▶ Extracted material:
▬▬▬▬▬▬▬▬▬▬
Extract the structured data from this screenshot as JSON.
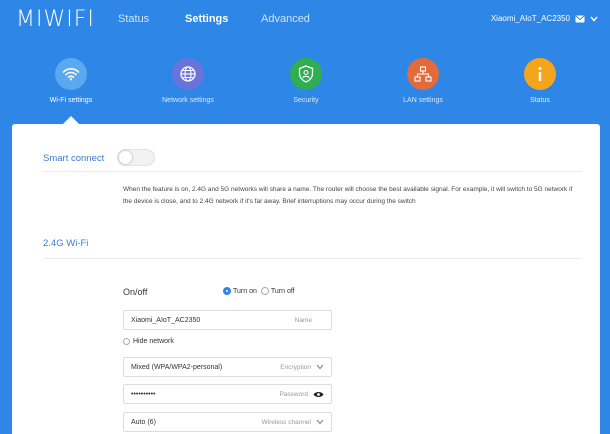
{
  "header": {
    "logo": "MIWIFI",
    "nav": [
      {
        "label": "Status",
        "active": false
      },
      {
        "label": "Settings",
        "active": true
      },
      {
        "label": "Advanced",
        "active": false
      }
    ],
    "router_name": "Xiaomi_AIoT_AC2350"
  },
  "functions": [
    {
      "label": "Wi-Fi settings",
      "icon": "wifi-icon",
      "color": "#5aa9f0",
      "active": true
    },
    {
      "label": "Network settings",
      "icon": "globe-icon",
      "color": "#6a73dc",
      "active": false
    },
    {
      "label": "Security",
      "icon": "shield-icon",
      "color": "#2fae52",
      "active": false
    },
    {
      "label": "LAN settings",
      "icon": "network-tree-icon",
      "color": "#e36a3b",
      "active": false
    },
    {
      "label": "Status",
      "icon": "info-icon",
      "color": "#f4a51c",
      "active": false
    }
  ],
  "smart_connect": {
    "label": "Smart connect",
    "enabled": false,
    "description": "When the feature is on, 2.4G and 5G networks will share a name. The router will choose the best available signal. For example, it will switch to 5G network if the device is close, and to 2.4G network if it's far away. Brief interruptions may occur during the switch"
  },
  "wifi24": {
    "section_title": "2.4G Wi-Fi",
    "onoff_label": "On/off",
    "turn_on": "Turn on",
    "turn_off": "Turn off",
    "selected": "on",
    "name_value": "Xiaomi_AIoT_AC2350",
    "name_hint": "Name",
    "hide_network": "Hide network",
    "encryption_value": "Mixed (WPA/WPA2-personal)",
    "encryption_hint": "Encryption",
    "password_value": "••••••••••",
    "password_hint": "Password",
    "channel_value": "Auto (6)",
    "channel_hint": "Wireless channel"
  },
  "colors": {
    "background": "#2e87e6",
    "accent": "#3a7cd1"
  }
}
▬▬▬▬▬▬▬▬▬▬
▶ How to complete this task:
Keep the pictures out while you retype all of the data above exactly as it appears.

▶ Response to this exercise:
Extract the structured data from this screenshot as JSON.
{
  "header": {
    "logo": "MIWIFI",
    "nav": [
      {
        "label": "Status",
        "active": false
      },
      {
        "label": "Settings",
        "active": true
      },
      {
        "label": "Advanced",
        "active": false
      }
    ],
    "router_name": "Xiaomi_AIoT_AC2350"
  },
  "functions": [
    {
      "label": "Wi-Fi settings",
      "icon": "wifi-icon",
      "color": "#5aa9f0",
      "active": true
    },
    {
      "label": "Network settings",
      "icon": "globe-icon",
      "color": "#6a73dc",
      "active": false
    },
    {
      "label": "Security",
      "icon": "shield-icon",
      "color": "#2fae52",
      "active": false
    },
    {
      "label": "LAN settings",
      "icon": "network-tree-icon",
      "color": "#e36a3b",
      "active": false
    },
    {
      "label": "Status",
      "icon": "info-icon",
      "color": "#f4a51c",
      "active": false
    }
  ],
  "smart_connect": {
    "label": "Smart connect",
    "enabled": false,
    "description": "When the feature is on, 2.4G and 5G networks will share a name. The router will choose the best available signal. For example, it will switch to 5G network if the device is close, and to 2.4G network if it's far away. Brief interruptions may occur during the switch"
  },
  "wifi24": {
    "section_title": "2.4G Wi-Fi",
    "onoff_label": "On/off",
    "turn_on": "Turn on",
    "turn_off": "Turn off",
    "selected": "on",
    "name_value": "Xiaomi_AIoT_AC2350",
    "name_hint": "Name",
    "hide_network": "Hide network",
    "encryption_value": "Mixed (WPA/WPA2-personal)",
    "encryption_hint": "Encryption",
    "password_value": "••••••••••",
    "password_hint": "Password",
    "channel_value": "Auto (6)",
    "channel_hint": "Wireless channel"
  },
  "colors": {
    "background": "#2e87e6",
    "accent": "#3a7cd1"
  }
}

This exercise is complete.